Innovative system to coordinate Crosstown traffic signals
PORT ST. LUCIE – Drivers on Crosstown Parkway should see improved traffic flow and fewer delays because of a new system that uses real-time data to coordinate traffic signals.
The City’s Public Works Department worked with consultant Rhythm Engineering to upgrade to the Advanced Traffic Management System (ATMS) on Crosstown Parkway that is expected to optimize traffic patterns along this corridor.
“With the completion and opening of the new Crosstown Parkway bridge, the City Council agreed this new signal coordination system should be a priority as we make every effort to keep traffic moving as efficiently as possible on this important corridor,” City Manager Russ Blackburn said.
The new system will utilize “adaptive signal control” at intersections from Fairgreen Road to and including Floresta Drive along Crosstown Parkway. This technology incorporates real-time traffic volumes into the signal coordination plans. It captures current traffic demand data and uses it to adjust signal timing for both the main corridor and side streets. A video about the new system can be found at: https://youtu.be/A4WoR1ya2DY.

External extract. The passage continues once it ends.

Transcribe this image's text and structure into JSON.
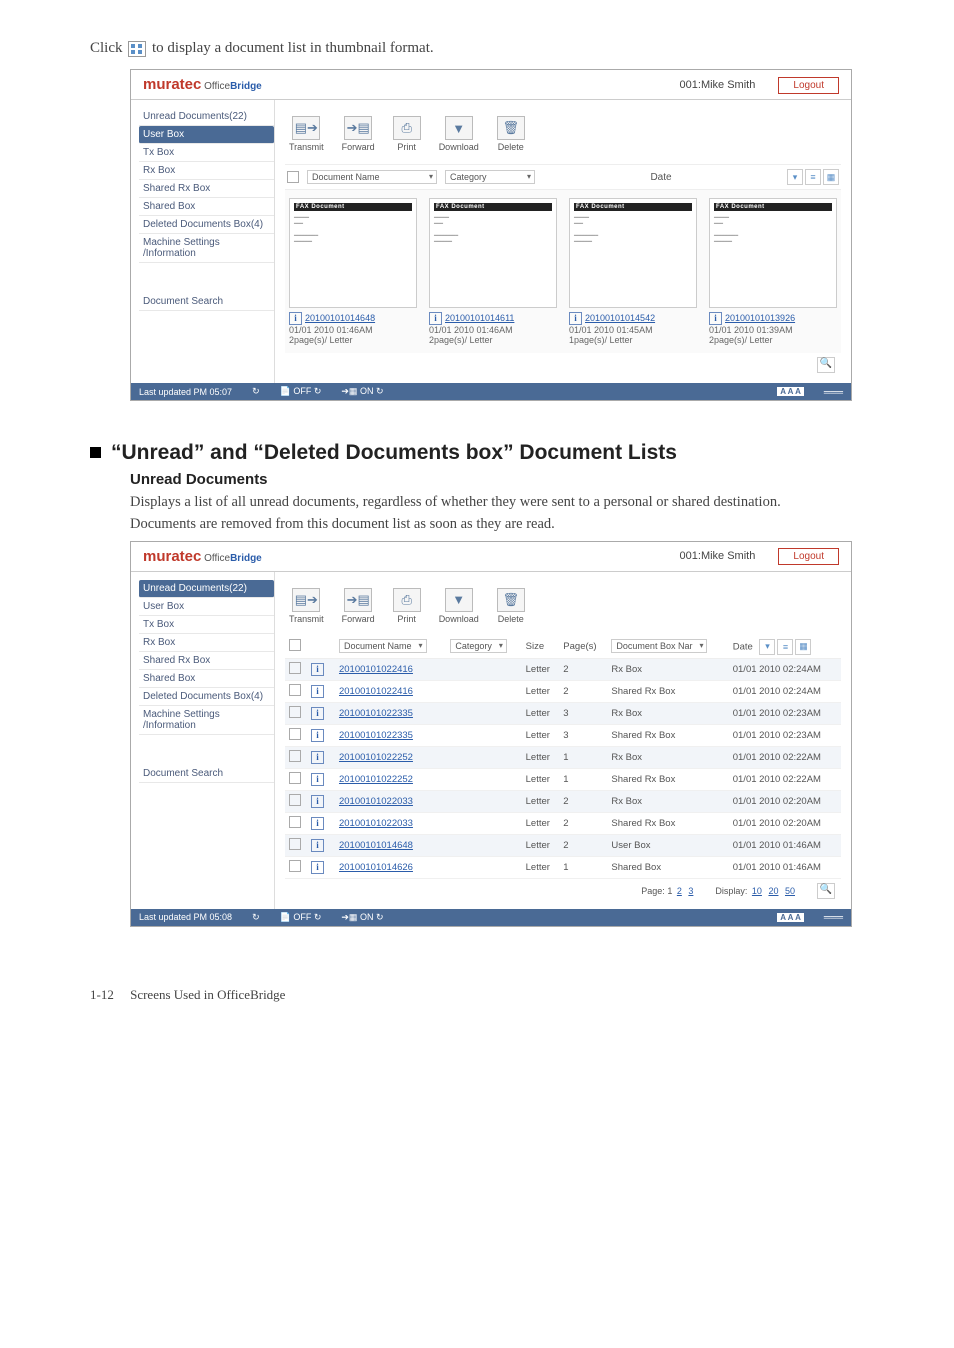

Because this system works differently than a typical traffic signal, drivers can expect to see patterns that may not be familiar. For example, the system prioritizes east/west traffic on Crosstown Parkway over side street traffic. This could result in side street traffic waiting at a red light when it appears there is no opposing traffic. Staff will continue to monitor and adjust the system to continue to minimize side street wait times. Signal phasing may also be different than what motorists are expecting. For example, the left turn arrow may come up first or last or both and through traffic could get a green light at varying times during the signal phasing cycles or perhaps even twice. The system is operating as it should and is still “learning” the traffic flows in order to be as efficient as possible.
The same system was installed on St. Lucie West Boulevard in 2017. Studies in both 2018 and 2019 concluded the adaptive signal system effectively lowered travel time and delay within the study corridor overall during most of the year. The result of this improvement has also reduced the number of crashes, thus enhancing the safety and quality of life for the residents and visitors. Reduction in travel times and delays also have the benefit of reducing fuel consumption and emissions.
The Crosstown adaptive signal equipment, which cost about $800,000, originally was not planned to be installed until 2028 and paid for with half-cent sales tax revenue. However, the City Council approved moving up the project timetable following the construction of the Crosstown bridge using funding from the Crosstown Parkway Extension Project.